first_imgWith a Facebook page, a photo and video campaign and a petition in the works, several graduate students in peace studies are trying to raise awareness about a recent outbreak of mob violence against immigrants in South Africa.The attacks, in which people have been shot and stabbed and shops looted and burned, have left several dead and thousands of migrants displaced, The Guardian reported. Most of the victims are from nearby African countries such as Mozambique, Malawi and Zimbabwe. In the face of international backlash, South Africa arrested hundreds and sent its army to parts of the cities of Johannesburg and Durban, where the violence is centered, to quell the unrest.The violence is the latest in a series of outbreaks over the past several years. Sarah Bosha, a second-year masters student in peace studies who helped form the Notre Dame campaign, said some South Africans, especially in poorer areas, believe foreigners take away South Africans’ jobs.Francis Opio, also a second-year masters student, said he and other students from Africa had the idea for the project, which is unaffiliated with other campus organizations, last week after they talked with each other about what they had heard about the violence.“We thought, not only as peace studies students but also as human beings, we needed to speak up,” Opio said. “How could this be happening to an African but also being orchestrated by an African? It was really horrible.”The campaign, called “Students Against Violence,” began Friday outside the library, where students encouraged passersby to record a video message or take a photo with a sign that said “Say No to Xenophobia.” The students created a Facebook page to post the photos and discuss news from Africa.The group will also collect signatures for a petition, which they will submit to the South African consulate in Chicago, Bosha said. Bosha, who is from Zimbabwe, said the petition stems from her and other students’ dismay at the slow response of international leaders.“We felt like there’s a deafening silence from other African governments — I know my leader, President [Robert] Mugabe, didn’t say anything for a long time,” she said. “The South African president didn’t quite say anything for a long time, the AU took a really long time to say something, and it was disheartening to us because there were people from our country, people from other countries that were being killed, and it just seemed like it was business as usual.

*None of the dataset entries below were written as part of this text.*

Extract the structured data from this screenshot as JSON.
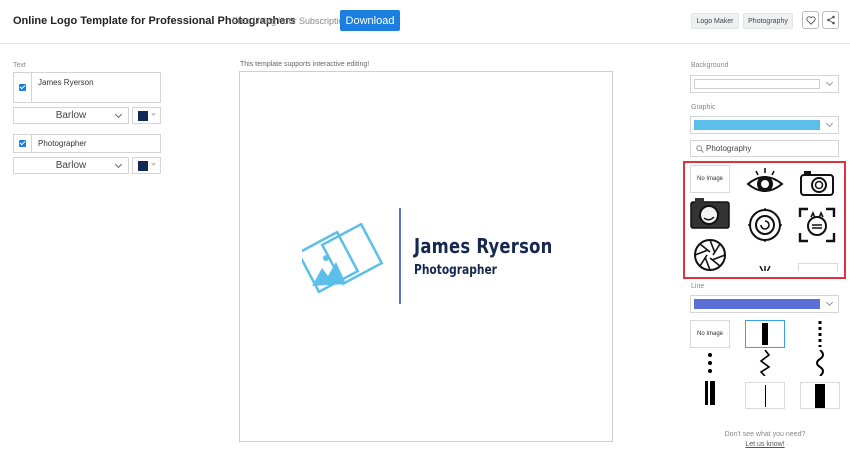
{
  "header": {
    "title": "Online Logo Template for Professional Photographers",
    "subtitle": "Free Using Your Subscription!",
    "download_label": "Download",
    "tags": [
      "Logo Maker",
      "Photography"
    ]
  },
  "left_panel": {
    "section_label": "Text",
    "text_items": [
      {
        "value": "James Ryerson",
        "checked": true,
        "font": "Barlow",
        "color": "#0f2a55"
      },
      {
        "value": "Photographer",
        "checked": true,
        "font": "Barlow",
        "color": "#0f2a55"
      }
    ]
  },
  "canvas": {
    "notice": "This template supports interactive editing!",
    "logo_name": "James Ryerson",
    "logo_tagline": "Photographer",
    "divider_color": "#5b6fd6",
    "icon_color": "#5bbfea",
    "text_color": "#16284f"
  },
  "right_panel": {
    "background_label": "Background",
    "background_color": "#ffffff",
    "graphic_label": "Graphic",
    "graphic_color": "#5bbfea",
    "search_value": "Photography",
    "graphic_no_image": "No Image",
    "graphic_icons": [
      "eye-aperture-icon",
      "camera-icon",
      "camera-filled-icon",
      "lens-icon",
      "face-focus-icon",
      "aperture-icon"
    ],
    "line_label": "Line",
    "line_color": "#5b6fd6",
    "line_no_image": "No Image",
    "line_styles": [
      "solid-bar",
      "dotted-line",
      "dots",
      "zigzag",
      "wavy",
      "double-bar",
      "thin-line",
      "thick-bar"
    ],
    "help_text": "Don't see what you need?",
    "help_link": "Let us know!"
  },
  "colors": {
    "accent": "#1a7fe0",
    "highlight": "#e0323c"
  }
}
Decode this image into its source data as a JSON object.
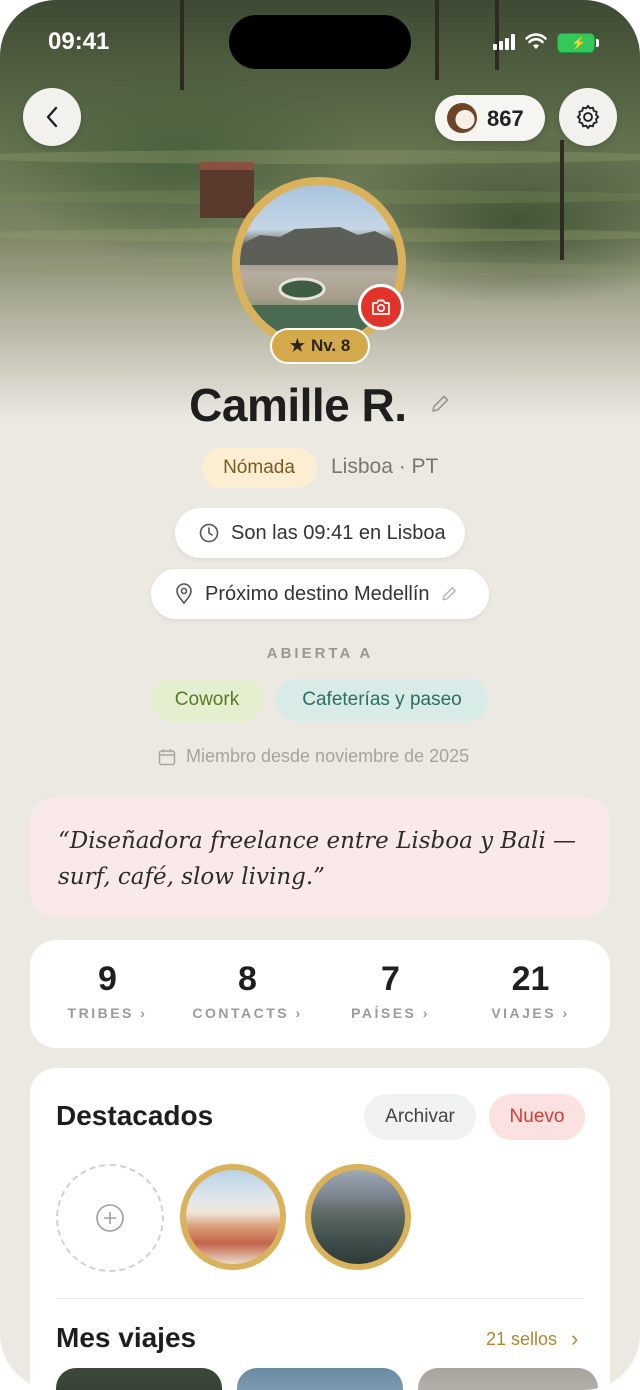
{
  "status_bar": {
    "time": "09:41"
  },
  "header": {
    "coins": "867"
  },
  "profile": {
    "level": "Nv. 8",
    "name": "Camille R.",
    "type_chip": "Nómada",
    "location": "Lisboa · PT",
    "local_time": "Son las 09:41 en Lisboa",
    "next_destination": "Próximo destino Medellín",
    "open_to_label": "ABIERTA A",
    "open_to": [
      "Cowork",
      "Cafeterías y paseo"
    ],
    "member_since": "Miembro desde noviembre de 2025",
    "bio": "“Diseñadora freelance entre Lisboa y Bali — surf, café, slow living.”"
  },
  "stats": [
    {
      "value": "9",
      "label": "TRIBES"
    },
    {
      "value": "8",
      "label": "CONTACTS"
    },
    {
      "value": "7",
      "label": "PAÍSES"
    },
    {
      "value": "21",
      "label": "VIAJES"
    }
  ],
  "highlights": {
    "title": "Destacados",
    "archive_label": "Archivar",
    "new_label": "Nuevo"
  },
  "trips": {
    "title": "Mes viajes",
    "count_label": "21 sellos"
  },
  "colors": {
    "accent_red": "#e2342b",
    "gold": "#d3a94b",
    "background": "#ece8e2"
  }
}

No one seemed moved, who had the authority to do something about it.”The petition will remind the South African government about its obligation to uphold the right to life under the African Charter on Human and People’s Rights, Bosha said.“The idea is to call upon the South African government to what it’s supposed to do according to its treaty obligations and also to call upon South Africans themselves that are committing the violence — it’s not all of them, but the ones that are — that this is against the values that we as a continent uphold,” Bosha said.Bosha said the campaign will also address a general lack of knowledge about the situation in South Africa.“It was interesting to see how something so huge as someone’s loss of life in such a terrible way like being burned to death or being decapitated or being murdered could slip by the eyes of the world,” she said. “It surprised me that some people didn’t know — but it’s not something that was blasted in international media.”First-year masters student Christian Cirhigiri said after the petition is submitted, the campaign will go beyond the immediate problem of violence in South Africa. He said the social media platform will be a space both to raise public awareness of African news and for African students to talk about issues on the continent, such as attacks by Nigerian terror group Boko Haram or the killing of 30 Ethiopian Christians by ISIS.“This is not just for South Africa,” he said. “We would like to create a space for a movement here on campus where African issues are brought to light, that the Notre Dame community gets to know or gets to feel that we are representing nations that are affected, and we would like to have their support as well as the support of leaders here.”Tags: africa, Peace Studies, south africa, students against violence, violence, xenophobialast_img read more